What to do ->
Could you copy all of the records below exactly as they appear?

Working data ->
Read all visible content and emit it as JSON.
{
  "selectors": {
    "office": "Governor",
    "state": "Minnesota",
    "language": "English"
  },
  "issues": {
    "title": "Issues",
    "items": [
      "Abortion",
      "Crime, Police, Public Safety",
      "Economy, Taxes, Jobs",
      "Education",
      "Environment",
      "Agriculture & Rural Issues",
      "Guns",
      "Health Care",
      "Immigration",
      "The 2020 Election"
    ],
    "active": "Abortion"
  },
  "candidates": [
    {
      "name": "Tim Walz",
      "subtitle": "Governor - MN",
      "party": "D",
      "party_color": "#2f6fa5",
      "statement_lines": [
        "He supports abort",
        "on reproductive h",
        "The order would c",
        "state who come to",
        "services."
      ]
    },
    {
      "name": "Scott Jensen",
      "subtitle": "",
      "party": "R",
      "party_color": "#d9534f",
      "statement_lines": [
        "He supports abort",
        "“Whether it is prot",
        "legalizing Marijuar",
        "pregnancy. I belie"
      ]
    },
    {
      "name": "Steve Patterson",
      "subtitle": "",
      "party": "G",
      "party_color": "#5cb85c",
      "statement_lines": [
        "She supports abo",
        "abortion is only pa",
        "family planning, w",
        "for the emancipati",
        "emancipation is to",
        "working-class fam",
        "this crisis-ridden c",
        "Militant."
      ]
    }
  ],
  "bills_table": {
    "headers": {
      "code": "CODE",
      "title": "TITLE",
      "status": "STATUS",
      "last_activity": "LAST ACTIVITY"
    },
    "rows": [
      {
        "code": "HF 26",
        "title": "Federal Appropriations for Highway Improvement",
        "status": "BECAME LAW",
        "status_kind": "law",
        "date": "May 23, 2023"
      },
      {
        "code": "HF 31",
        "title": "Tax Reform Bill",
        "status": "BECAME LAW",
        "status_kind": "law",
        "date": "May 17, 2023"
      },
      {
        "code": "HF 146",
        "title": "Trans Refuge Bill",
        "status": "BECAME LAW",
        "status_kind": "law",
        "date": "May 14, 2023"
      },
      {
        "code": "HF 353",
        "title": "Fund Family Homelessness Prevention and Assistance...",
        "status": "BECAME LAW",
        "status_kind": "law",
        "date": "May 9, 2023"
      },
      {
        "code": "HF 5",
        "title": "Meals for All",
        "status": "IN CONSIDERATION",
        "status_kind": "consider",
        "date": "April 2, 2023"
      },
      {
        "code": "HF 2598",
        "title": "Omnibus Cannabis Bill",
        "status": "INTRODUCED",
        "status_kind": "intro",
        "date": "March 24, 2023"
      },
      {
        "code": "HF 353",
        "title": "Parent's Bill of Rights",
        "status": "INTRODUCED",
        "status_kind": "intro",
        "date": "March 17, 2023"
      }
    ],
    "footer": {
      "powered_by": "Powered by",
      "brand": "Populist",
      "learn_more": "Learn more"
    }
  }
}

Response to the task ->
Read all visible content and emit it as JSON.
{
  "selectors": {
    "office": "Governor",
    "state": "Minnesota",
    "language": "English"
  },
  "issues": {
    "title": "Issues",
    "items": [
      "Abortion",
      "Crime, Police, Public Safety",
      "Economy, Taxes, Jobs",
      "Education",
      "Environment",
      "Agriculture & Rural Issues",
      "Guns",
      "Health Care",
      "Immigration",
      "The 2020 Election"
    ],
    "active": "Abortion"
  },
  "candidates": [
    {
      "name": "Tim Walz",
      "subtitle": "Governor - MN",
      "party": "D",
      "party_color": "#2f6fa5",
      "statement_lines": [
        "He supports abort",
        "on reproductive h",
        "The order would c",
        "state who come to",
        "services."
      ]
    },
    {
      "name": "Scott Jensen",
      "subtitle": "",
      "party": "R",
      "party_color": "#d9534f",
      "statement_lines": [
        "He supports abort",
        "“Whether it is prot",
        "legalizing Marijuar",
        "pregnancy. I belie"
      ]
    },
    {
      "name": "Steve Patterson",
      "subtitle": "",
      "party": "G",
      "party_color": "#5cb85c",
      "statement_lines": [
        "She supports abo",
        "abortion is only pa",
        "family planning, w",
        "for the emancipati",
        "emancipation is to",
        "working-class fam",
        "this crisis-ridden c",
        "Militant."
      ]
    }
  ],
  "bills_table": {
    "headers": {
      "code": "CODE",
      "title": "TITLE",
      "status": "STATUS",
      "last_activity": "LAST ACTIVITY"
    },
    "rows": [
      {
        "code": "HF 26",
        "title": "Federal Appropriations for Highway Improvement",
        "status": "BECAME LAW",
        "status_kind": "law",
        "date": "May 23, 2023"
      },
      {
        "code": "HF 31",
        "title": "Tax Reform Bill",
        "status": "BECAME LAW",
        "status_kind": "law",
        "date": "May 17, 2023"
      },
      {
        "code": "HF 146",
        "title": "Trans Refuge Bill",
        "status": "BECAME LAW",
        "status_kind": "law",
        "date": "May 14, 2023"
      },
      {
        "code": "HF 353",
        "title": "Fund Family Homelessness Prevention and Assistance...",
        "status": "BECAME LAW",
        "status_kind": "law",
        "date": "May 9, 2023"
      },
      {
        "code": "HF 5",
        "title": "Meals for All",
        "status": "IN CONSIDERATION",
        "status_kind": "consider",
        "date": "April 2, 2023"
      },
      {
        "code": "HF 2598",
        "title": "Omnibus Cannabis Bill",
        "status": "INTRODUCED",
        "status_kind": "intro",
        "date": "March 24, 2023"
      },
      {
        "code": "HF 353",
        "title": "Parent's Bill of Rights",
        "status": "INTRODUCED",
        "status_kind": "intro",
        "date": "March 17, 2023"
      }
    ],
    "footer": {
      "powered_by": "Powered by",
      "brand": "Populist",
      "learn_more": "Learn more"
    }
  }
}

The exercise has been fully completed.